(Page and application data records)
---*---
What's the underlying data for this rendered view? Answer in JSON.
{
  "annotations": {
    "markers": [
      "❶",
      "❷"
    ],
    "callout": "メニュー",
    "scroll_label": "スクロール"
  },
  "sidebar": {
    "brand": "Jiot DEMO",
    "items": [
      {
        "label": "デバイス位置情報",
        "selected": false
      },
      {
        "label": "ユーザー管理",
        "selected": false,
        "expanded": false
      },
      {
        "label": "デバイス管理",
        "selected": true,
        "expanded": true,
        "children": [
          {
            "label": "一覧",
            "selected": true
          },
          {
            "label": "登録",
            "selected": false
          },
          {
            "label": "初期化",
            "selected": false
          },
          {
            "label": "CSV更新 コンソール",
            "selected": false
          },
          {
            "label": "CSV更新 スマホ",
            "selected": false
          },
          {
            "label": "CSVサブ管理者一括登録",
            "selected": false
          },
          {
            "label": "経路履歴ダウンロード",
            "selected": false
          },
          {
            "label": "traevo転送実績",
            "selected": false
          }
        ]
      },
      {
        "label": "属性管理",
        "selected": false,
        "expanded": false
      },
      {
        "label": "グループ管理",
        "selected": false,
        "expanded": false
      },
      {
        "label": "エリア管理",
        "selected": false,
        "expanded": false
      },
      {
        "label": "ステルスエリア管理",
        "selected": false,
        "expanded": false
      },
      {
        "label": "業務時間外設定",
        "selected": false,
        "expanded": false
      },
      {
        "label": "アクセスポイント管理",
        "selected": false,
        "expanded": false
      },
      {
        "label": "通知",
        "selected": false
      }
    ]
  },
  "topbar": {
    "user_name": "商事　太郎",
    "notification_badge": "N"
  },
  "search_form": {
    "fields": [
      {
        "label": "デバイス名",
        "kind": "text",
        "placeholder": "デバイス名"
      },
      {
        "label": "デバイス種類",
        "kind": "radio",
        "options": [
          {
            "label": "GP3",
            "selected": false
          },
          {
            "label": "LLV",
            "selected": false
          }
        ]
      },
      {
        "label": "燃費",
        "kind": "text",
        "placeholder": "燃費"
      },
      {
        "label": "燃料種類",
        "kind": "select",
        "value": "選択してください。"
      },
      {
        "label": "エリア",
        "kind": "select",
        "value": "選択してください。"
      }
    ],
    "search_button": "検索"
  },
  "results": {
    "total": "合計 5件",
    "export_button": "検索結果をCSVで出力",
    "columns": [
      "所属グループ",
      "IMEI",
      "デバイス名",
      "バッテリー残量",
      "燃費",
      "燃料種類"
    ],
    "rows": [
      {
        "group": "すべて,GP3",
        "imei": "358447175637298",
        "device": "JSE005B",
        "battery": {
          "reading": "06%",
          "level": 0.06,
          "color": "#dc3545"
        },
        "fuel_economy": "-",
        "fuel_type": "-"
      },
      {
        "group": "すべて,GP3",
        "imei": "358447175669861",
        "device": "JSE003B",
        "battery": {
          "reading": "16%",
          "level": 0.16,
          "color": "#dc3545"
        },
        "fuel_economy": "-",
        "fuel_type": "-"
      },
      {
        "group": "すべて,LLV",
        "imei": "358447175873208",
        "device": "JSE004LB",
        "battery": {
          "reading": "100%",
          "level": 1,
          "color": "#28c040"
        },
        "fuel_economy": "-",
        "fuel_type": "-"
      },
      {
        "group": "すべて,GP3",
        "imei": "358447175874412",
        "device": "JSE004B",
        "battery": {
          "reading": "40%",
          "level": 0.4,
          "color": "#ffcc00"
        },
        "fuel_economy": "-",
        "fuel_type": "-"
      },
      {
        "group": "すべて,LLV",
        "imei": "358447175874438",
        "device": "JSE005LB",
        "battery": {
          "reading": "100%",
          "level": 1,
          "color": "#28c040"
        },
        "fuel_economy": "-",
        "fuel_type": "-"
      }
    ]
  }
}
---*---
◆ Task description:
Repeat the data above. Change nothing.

◆ Result:
What's the underlying data for this rendered view? Answer in JSON.
{
  "annotations": {
    "markers": [
      "❶",
      "❷"
    ],
    "callout": "メニュー",
    "scroll_label": "スクロール"
  },
  "sidebar": {
    "brand": "Jiot DEMO",
    "items": [
      {
        "label": "デバイス位置情報",
        "selected": false
      },
      {
        "label": "ユーザー管理",
        "selected": false,
        "expanded": false
      },
      {
        "label": "デバイス管理",
        "selected": true,
        "expanded": true,
        "children": [
          {
            "label": "一覧",
            "selected": true
          },
          {
            "label": "登録",
            "selected": false
          },
          {
            "label": "初期化",
            "selected": false
          },
          {
            "label": "CSV更新 コンソール",
            "selected": false
          },
          {
            "label": "CSV更新 スマホ",
            "selected": false
          },
          {
            "label": "CSVサブ管理者一括登録",
            "selected": false
          },
          {
            "label": "経路履歴ダウンロード",
            "selected": false
          },
          {
            "label": "traevo転送実績",
            "selected": false
          }
        ]
      },
      {
        "label": "属性管理",
        "selected": false,
        "expanded": false
      },
      {
        "label": "グループ管理",
        "selected": false,
        "expanded": false
      },
      {
        "label": "エリア管理",
        "selected": false,
        "expanded": false
      },
      {
        "label": "ステルスエリア管理",
        "selected": false,
        "expanded": false
      },
      {
        "label": "業務時間外設定",
        "selected": false,
        "expanded": false
      },
      {
        "label": "アクセスポイント管理",
        "selected": false,
        "expanded": false
      },
      {
        "label": "通知",
        "selected": false
      }
    ]
  },
  "topbar": {
    "user_name": "商事　太郎",
    "notification_badge": "N"
  },
  "search_form": {
    "fields": [
      {
        "label": "デバイス名",
        "kind": "text",
        "placeholder": "デバイス名"
      },
      {
        "label": "デバイス種類",
        "kind": "radio",
        "options": [
          {
            "label": "GP3",
            "selected": false
          },
          {
            "label": "LLV",
            "selected": false
          }
        ]
      },
      {
        "label": "燃費",
        "kind": "text",
        "placeholder": "燃費"
      },
      {
        "label": "燃料種類",
        "kind": "select",
        "value": "選択してください。"
      },
      {
        "label": "エリア",
        "kind": "select",
        "value": "選択してください。"
      }
    ],
    "search_button": "検索"
  },
  "results": {
    "total": "合計 5件",
    "export_button": "検索結果をCSVで出力",
    "columns": [
      "所属グループ",
      "IMEI",
      "デバイス名",
      "バッテリー残量",
      "燃費",
      "燃料種類"
    ],
    "rows": [
      {
        "group": "すべて,GP3",
        "imei": "358447175637298",
        "device": "JSE005B",
        "battery": {
          "reading": "06%",
          "level": 0.06,
          "color": "#dc3545"
        },
        "fuel_economy": "-",
        "fuel_type": "-"
      },
      {
        "group": "すべて,GP3",
        "imei": "358447175669861",
        "device": "JSE003B",
        "battery": {
          "reading": "16%",
          "level": 0.16,
          "color": "#dc3545"
        },
        "fuel_economy": "-",
        "fuel_type": "-"
      },
      {
        "group": "すべて,LLV",
        "imei": "358447175873208",
        "device": "JSE004LB",
        "battery": {
          "reading": "100%",
          "level": 1,
          "color": "#28c040"
        },
        "fuel_economy": "-",
        "fuel_type": "-"
      },
      {
        "group": "すべて,GP3",
        "imei": "358447175874412",
        "device": "JSE004B",
        "battery": {
          "reading": "40%",
          "level": 0.4,
          "color": "#ffcc00"
        },
        "fuel_economy": "-",
        "fuel_type": "-"
      },
      {
        "group": "すべて,LLV",
        "imei": "358447175874438",
        "device": "JSE005LB",
        "battery": {
          "reading": "100%",
          "level": 1,
          "color": "#28c040"
        },
        "fuel_economy": "-",
        "fuel_type": "-"
      }
    ]
  }
}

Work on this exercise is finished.